ASSIGNED TASK :: Show only those lines of the entries where the string "this" is found.

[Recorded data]
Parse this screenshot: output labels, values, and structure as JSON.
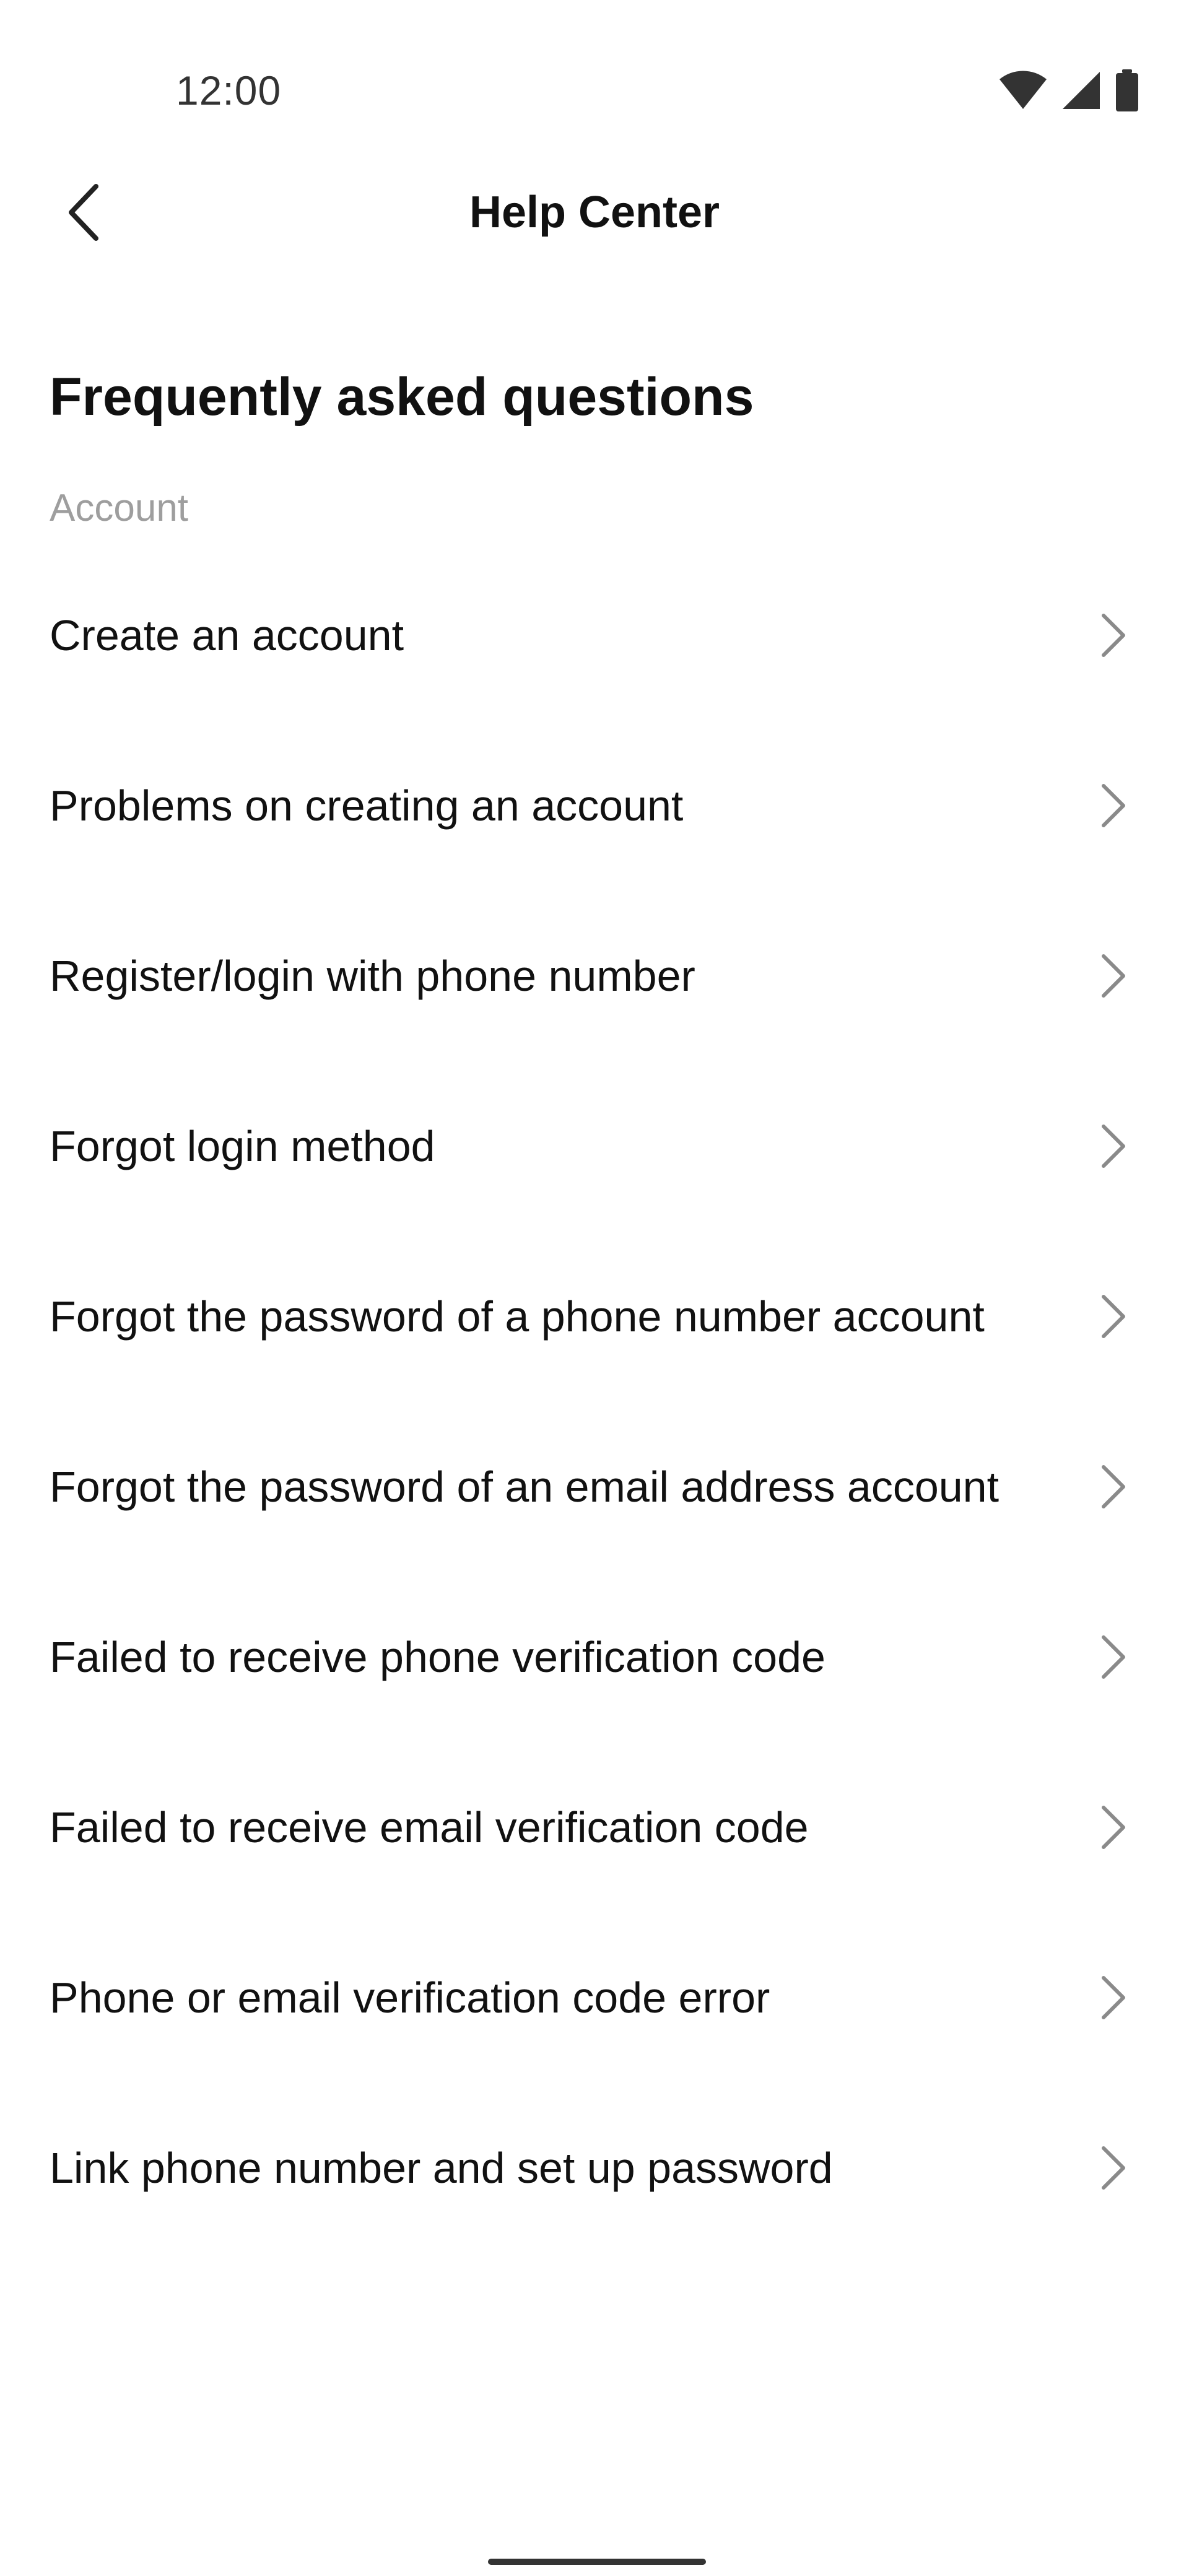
{
  "status_bar": {
    "time": "12:00",
    "icons": [
      "wifi-icon",
      "cellular-signal-icon",
      "battery-icon"
    ]
  },
  "app_bar": {
    "back_icon": "back-arrow-icon",
    "title": "Help Center"
  },
  "content": {
    "heading": "Frequently asked questions",
    "section_label": "Account",
    "items": [
      {
        "label": "Create an account"
      },
      {
        "label": "Problems on creating an account"
      },
      {
        "label": "Register/login with phone number"
      },
      {
        "label": "Forgot login method"
      },
      {
        "label": "Forgot the password of a phone number account"
      },
      {
        "label": "Forgot the password of an email address account"
      },
      {
        "label": "Failed to receive phone verification code"
      },
      {
        "label": "Failed to receive email verification code"
      },
      {
        "label": "Phone or email verification code error"
      },
      {
        "label": "Link phone number and set up password"
      }
    ],
    "item_icon": "chevron-right-icon"
  },
  "colors": {
    "background": "#ffffff",
    "text_primary": "#111111",
    "text_secondary": "#9e9e9e",
    "chevron": "#8a8a8a"
  }
}
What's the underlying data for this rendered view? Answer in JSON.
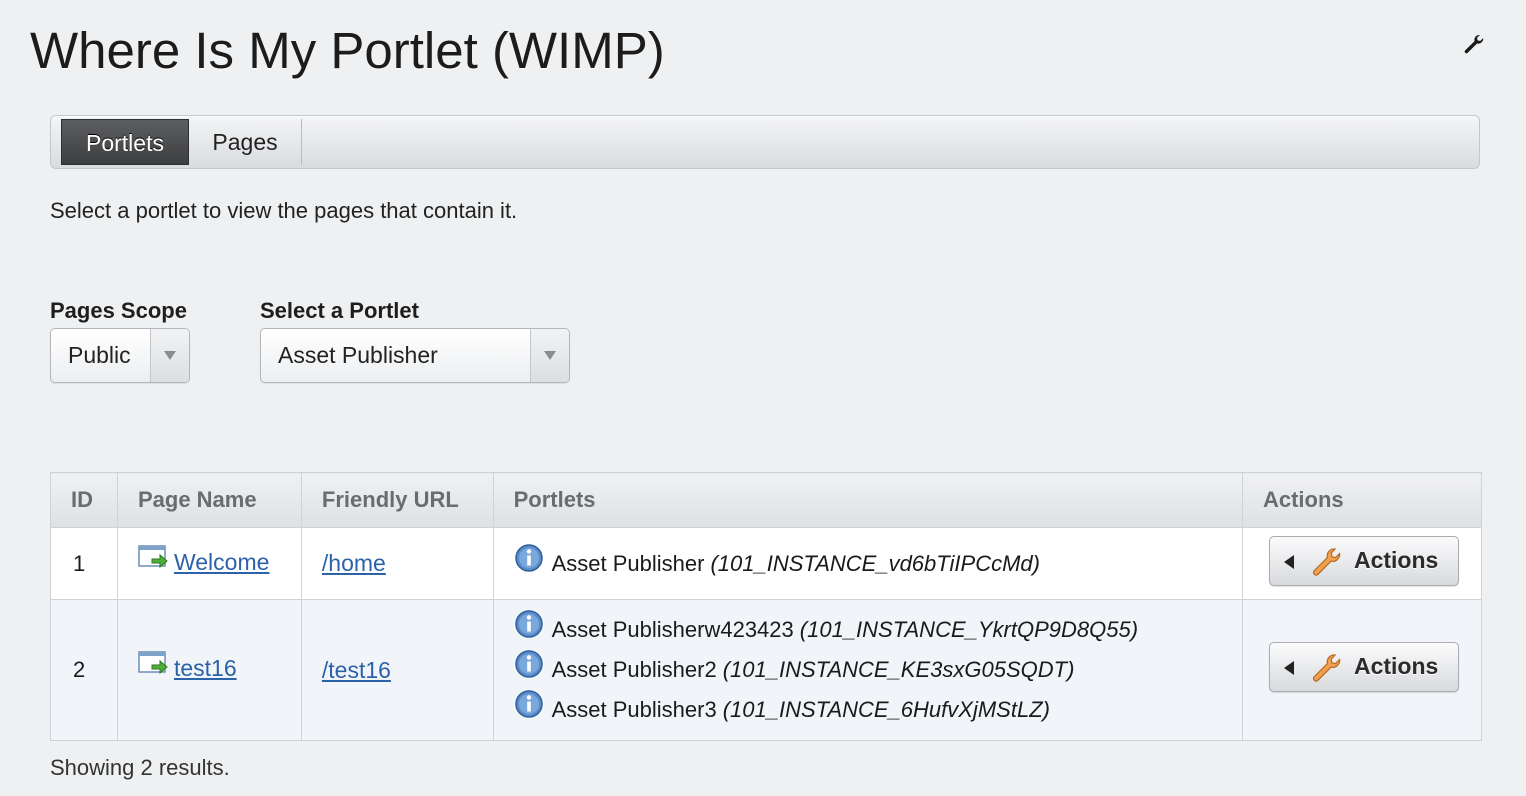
{
  "portlet_title": "Where Is My Portlet (WIMP)",
  "config_icon": "wrench-icon",
  "tabs": [
    {
      "label": "Portlets",
      "selected": true
    },
    {
      "label": "Pages",
      "selected": false
    }
  ],
  "intro_text": "Select a portlet to view the pages that contain it.",
  "filters": {
    "scope_label": "Pages Scope",
    "scope_value": "Public",
    "portlet_label": "Select a Portlet",
    "portlet_value": "Asset Publisher"
  },
  "table": {
    "headers": [
      "ID",
      "Page Name",
      "Friendly URL",
      "Portlets",
      "Actions"
    ],
    "rows": [
      {
        "id": "1",
        "page_name": "Welcome",
        "friendly_url": "/home",
        "portlets": [
          {
            "name": "Asset Publisher",
            "instance": "(101_INSTANCE_vd6bTiIPCcMd)"
          }
        ],
        "action_label": "Actions"
      },
      {
        "id": "2",
        "page_name": "test16",
        "friendly_url": "/test16",
        "portlets": [
          {
            "name": "Asset Publisherw423423",
            "instance": "(101_INSTANCE_YkrtQP9D8Q55)"
          },
          {
            "name": "Asset Publisher2",
            "instance": "(101_INSTANCE_KE3sxG05SQDT)"
          },
          {
            "name": "Asset Publisher3",
            "instance": "(101_INSTANCE_6HufvXjMStLZ)"
          }
        ],
        "action_label": "Actions"
      }
    ]
  },
  "results_text": "Showing 2 results.",
  "colors": {
    "link": "#2c62a8",
    "selected_tab": "#4a4b4d",
    "background": "#eef0f2"
  }
}
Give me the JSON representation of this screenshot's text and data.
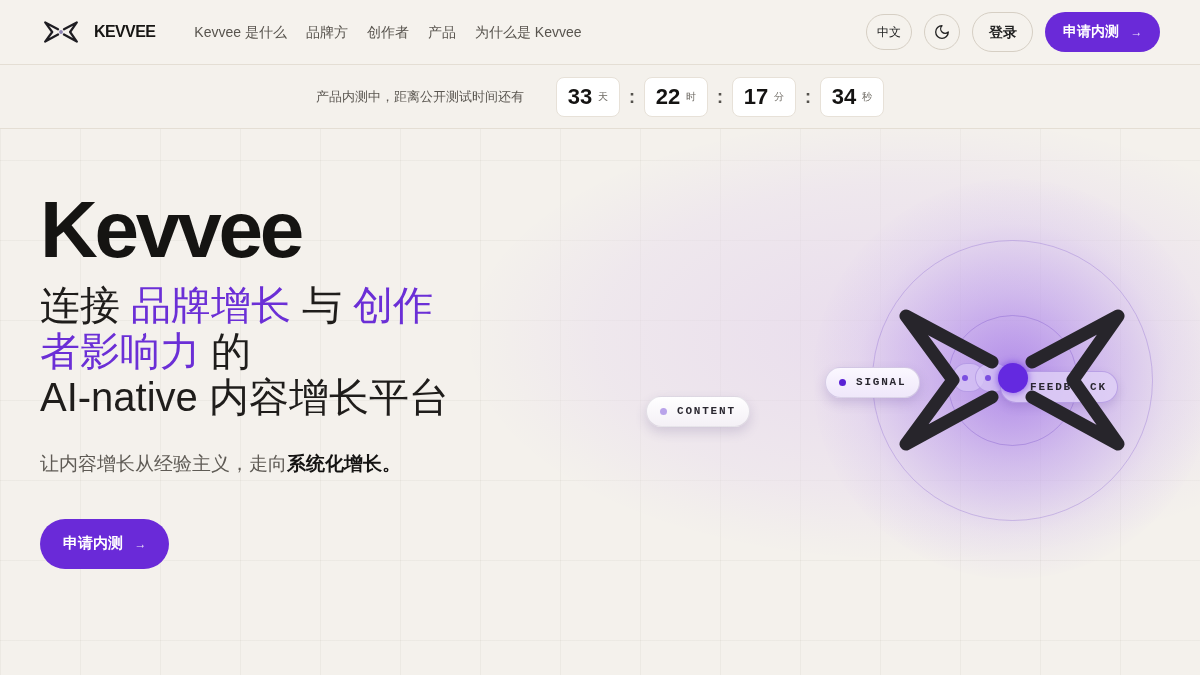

ANSWER AREA ::
Parse this screenshot: output labels, values, and structure as JSON.
What's the underlying data for this rendered view? Answer in JSON.
Give me the JSON representation of this screenshot's text and data.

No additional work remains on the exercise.